● Problem description
Look through the lines below and copy each one that includes "true".

Stored data
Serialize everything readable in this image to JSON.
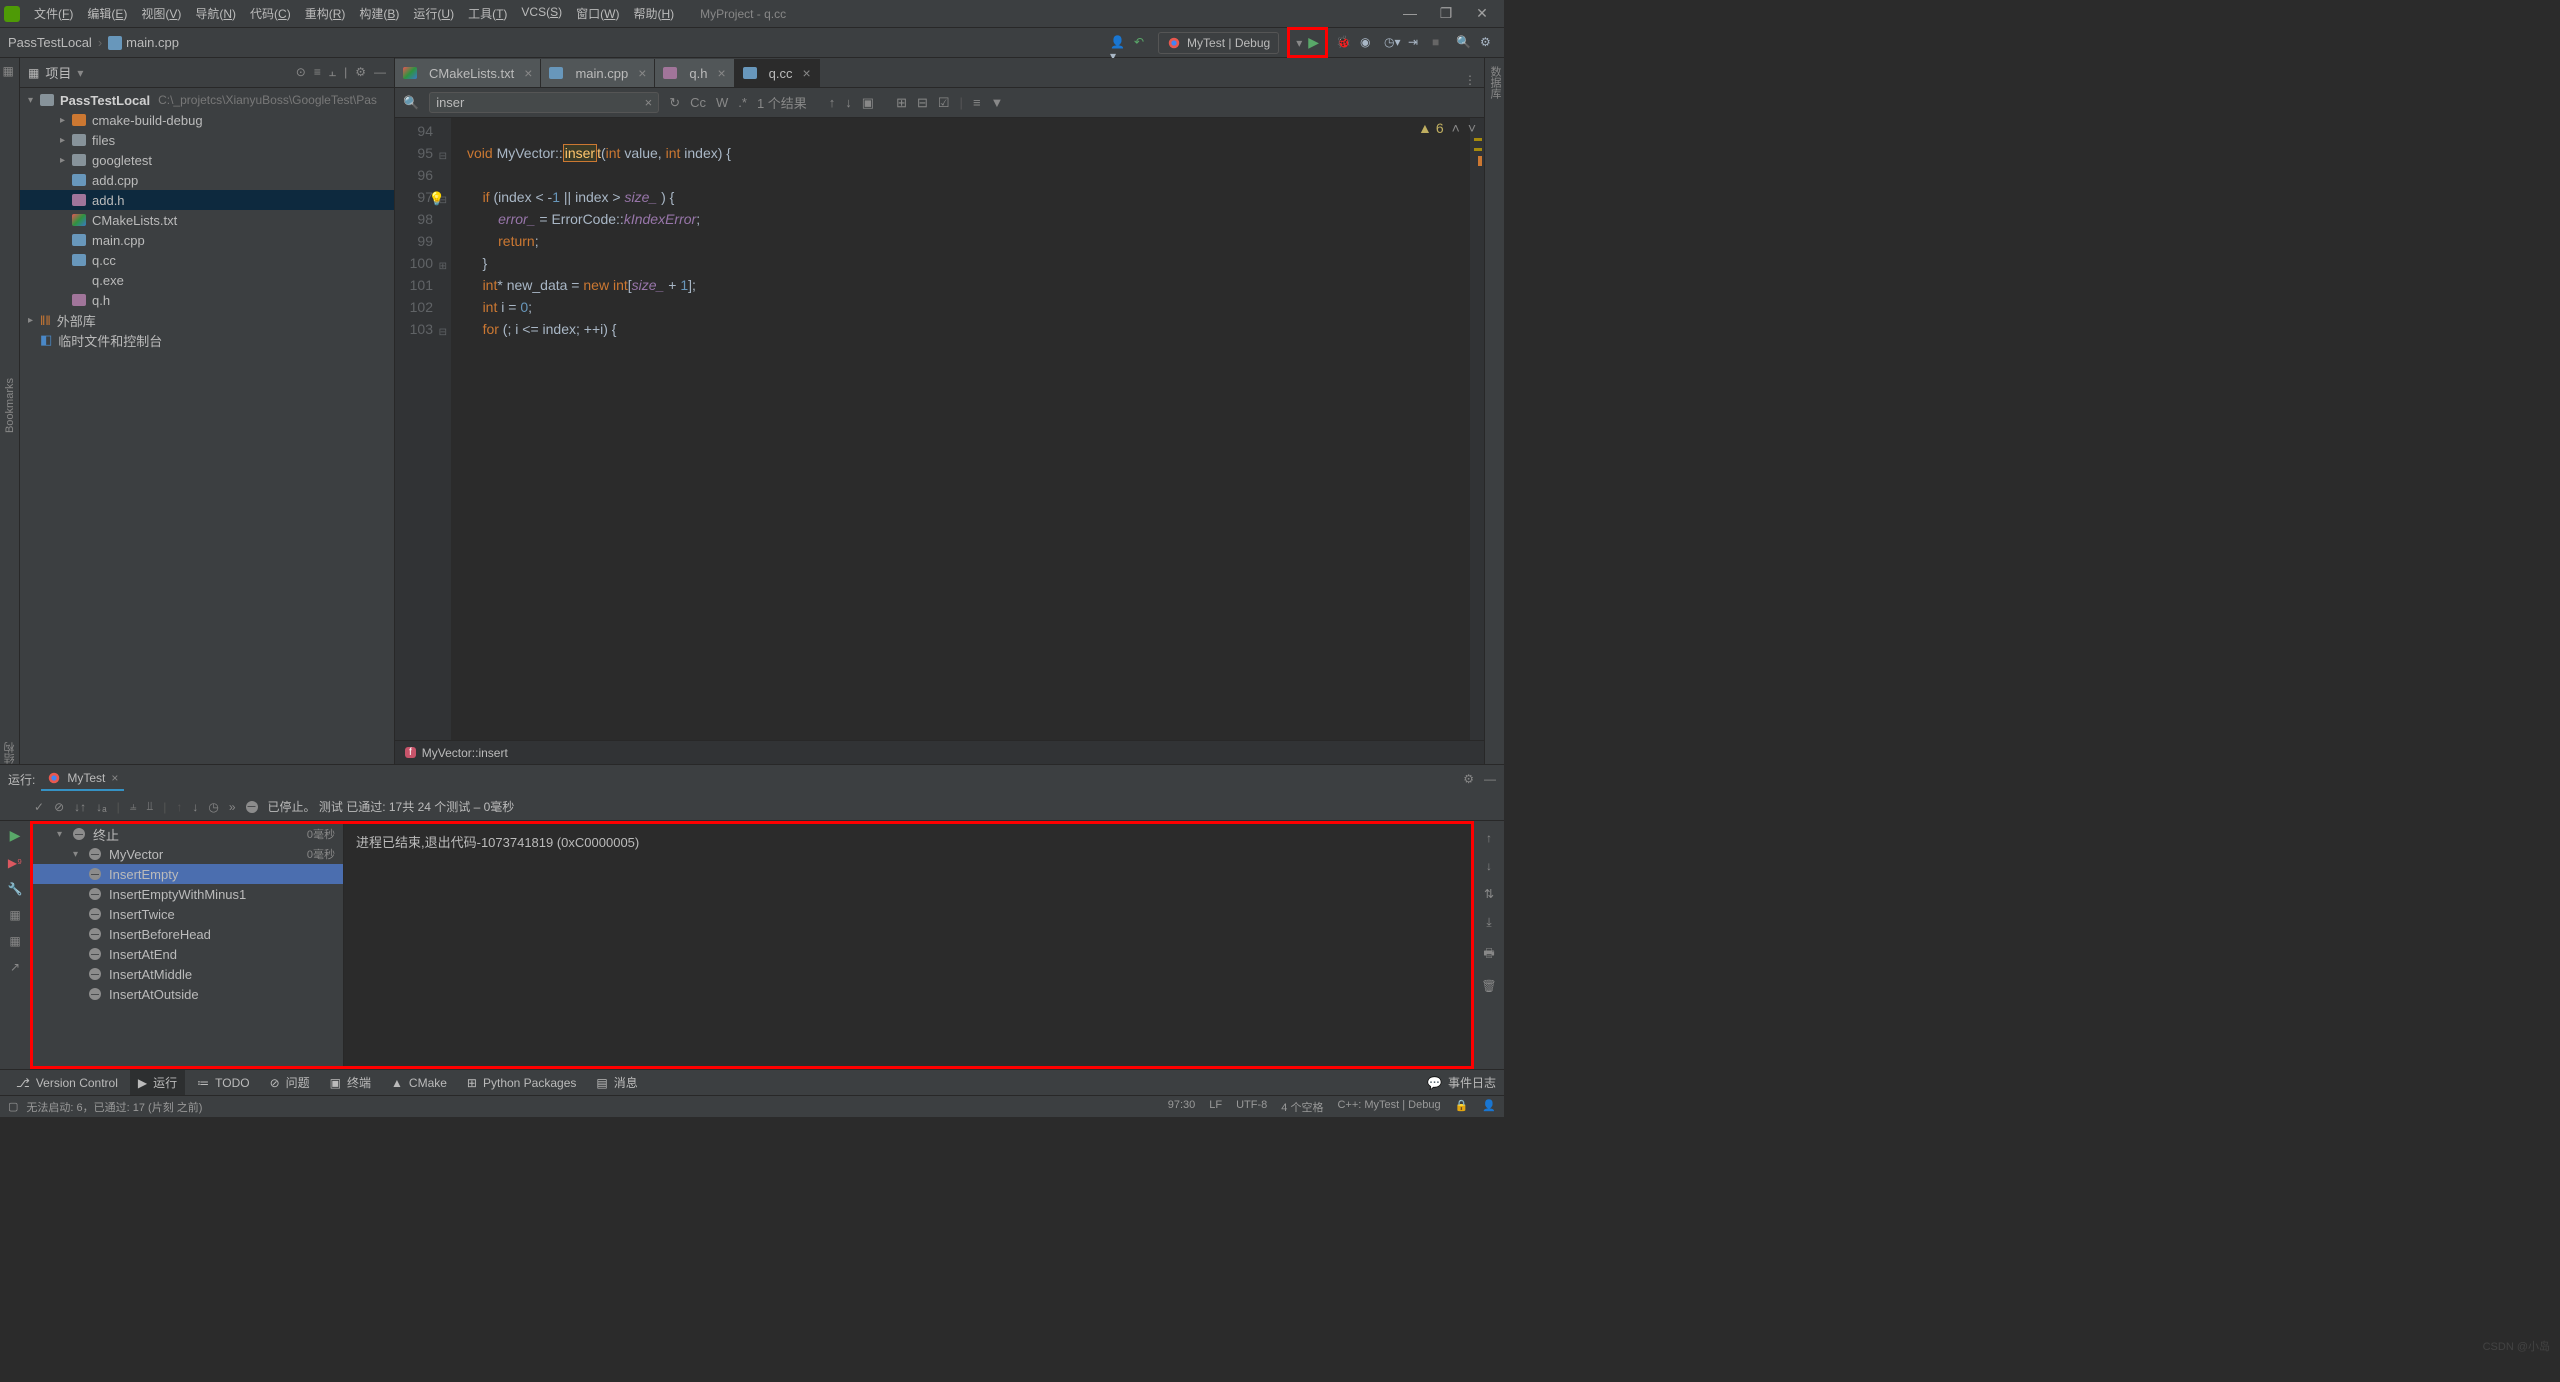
{
  "window": {
    "title": "MyProject - q.cc"
  },
  "menu": [
    {
      "label": "文件",
      "key": "F"
    },
    {
      "label": "编辑",
      "key": "E"
    },
    {
      "label": "视图",
      "key": "V"
    },
    {
      "label": "导航",
      "key": "N"
    },
    {
      "label": "代码",
      "key": "C"
    },
    {
      "label": "重构",
      "key": "R"
    },
    {
      "label": "构建",
      "key": "B"
    },
    {
      "label": "运行",
      "key": "U"
    },
    {
      "label": "工具",
      "key": "T"
    },
    {
      "label": "VCS",
      "key": "S"
    },
    {
      "label": "窗口",
      "key": "W"
    },
    {
      "label": "帮助",
      "key": "H"
    }
  ],
  "breadcrumb": {
    "root": "PassTestLocal",
    "file": "main.cpp"
  },
  "run_config": {
    "label": "MyTest | Debug"
  },
  "sidebar": {
    "title": "项目",
    "root": {
      "name": "PassTestLocal",
      "path": "C:\\_projetcs\\XianyuBoss\\GoogleTest\\Pas"
    },
    "items": [
      {
        "name": "cmake-build-debug",
        "type": "folder-orange",
        "indent": 2,
        "arrow": "▸"
      },
      {
        "name": "files",
        "type": "folder",
        "indent": 2,
        "arrow": "▸"
      },
      {
        "name": "googletest",
        "type": "folder",
        "indent": 2,
        "arrow": "▸"
      },
      {
        "name": "add.cpp",
        "type": "cpp",
        "indent": 2
      },
      {
        "name": "add.h",
        "type": "h",
        "indent": 2,
        "selected": true
      },
      {
        "name": "CMakeLists.txt",
        "type": "cmake",
        "indent": 2
      },
      {
        "name": "main.cpp",
        "type": "cpp",
        "indent": 2
      },
      {
        "name": "q.cc",
        "type": "cpp",
        "indent": 2
      },
      {
        "name": "q.exe",
        "type": "exe",
        "indent": 2
      },
      {
        "name": "q.h",
        "type": "h",
        "indent": 2
      }
    ],
    "external_libs": "外部库",
    "scratch": "临时文件和控制台"
  },
  "editor": {
    "tabs": [
      {
        "label": "CMakeLists.txt",
        "icon": "cmake"
      },
      {
        "label": "main.cpp",
        "icon": "cpp"
      },
      {
        "label": "q.h",
        "icon": "h"
      },
      {
        "label": "q.cc",
        "icon": "cpp",
        "active": true
      }
    ],
    "find": {
      "query": "inser",
      "results": "1 个结果"
    },
    "warnings": "6",
    "lines_start": 94,
    "lines": [
      {
        "n": 94,
        "code": ""
      },
      {
        "n": 95,
        "code": "void MyVector::insert(int value, int index) {",
        "fold": "⊟"
      },
      {
        "n": 96,
        "code": ""
      },
      {
        "n": 97,
        "code": "    if (index < -1 || index > size_ ) {",
        "bulb": true,
        "fold": "⊟"
      },
      {
        "n": 98,
        "code": "        error_ = ErrorCode::kIndexError;"
      },
      {
        "n": 99,
        "code": "        return;"
      },
      {
        "n": 100,
        "code": "    }",
        "fold": "⊞"
      },
      {
        "n": 101,
        "code": "    int* new_data = new int[size_ + 1];"
      },
      {
        "n": 102,
        "code": "    int i = 0;"
      },
      {
        "n": 103,
        "code": "    for (; i <= index; ++i) {",
        "fold": "⊟"
      }
    ],
    "breadcrumb_bottom": {
      "class": "MyVector",
      "fn": "insert"
    }
  },
  "run_panel": {
    "tab_prefix": "运行:",
    "tab_name": "MyTest",
    "status": "已停止。 测试 已通过: 17共 24 个测试 – 0毫秒",
    "console": "进程已结束,退出代码-1073741819 (0xC0000005)",
    "tree": [
      {
        "label": "终止",
        "indent": 1,
        "time": "0毫秒",
        "arrow": "▾"
      },
      {
        "label": "MyVector",
        "indent": 2,
        "time": "0毫秒",
        "arrow": "▾"
      },
      {
        "label": "InsertEmpty",
        "indent": 3,
        "selected": true
      },
      {
        "label": "InsertEmptyWithMinus1",
        "indent": 3
      },
      {
        "label": "InsertTwice",
        "indent": 3
      },
      {
        "label": "InsertBeforeHead",
        "indent": 3
      },
      {
        "label": "InsertAtEnd",
        "indent": 3
      },
      {
        "label": "InsertAtMiddle",
        "indent": 3
      },
      {
        "label": "InsertAtOutside",
        "indent": 3
      }
    ]
  },
  "bottom_tabs": [
    {
      "label": "Version Control",
      "icon": "branch"
    },
    {
      "label": "运行",
      "icon": "play",
      "active": true
    },
    {
      "label": "TODO",
      "icon": "list"
    },
    {
      "label": "问题",
      "icon": "warn"
    },
    {
      "label": "终端",
      "icon": "terminal"
    },
    {
      "label": "CMake",
      "icon": "cmake"
    },
    {
      "label": "Python Packages",
      "icon": "pkg"
    },
    {
      "label": "消息",
      "icon": "msg"
    }
  ],
  "bottom_right": "事件日志",
  "status": {
    "left": "无法启动: 6，已通过: 17 (片刻 之前)",
    "right": {
      "pos": "97:30",
      "le": "LF",
      "enc": "UTF-8",
      "indent": "4 个空格",
      "context": "C++: MyTest | Debug"
    }
  },
  "left_stripe": {
    "bookmarks": "Bookmarks",
    "structure": "结构"
  },
  "right_stripe": "数据库",
  "watermark": "CSDN @小岛"
}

● Expected answer
        "selected": true
        "active": true
        "bulb": true,
        "selected": true
      "active": true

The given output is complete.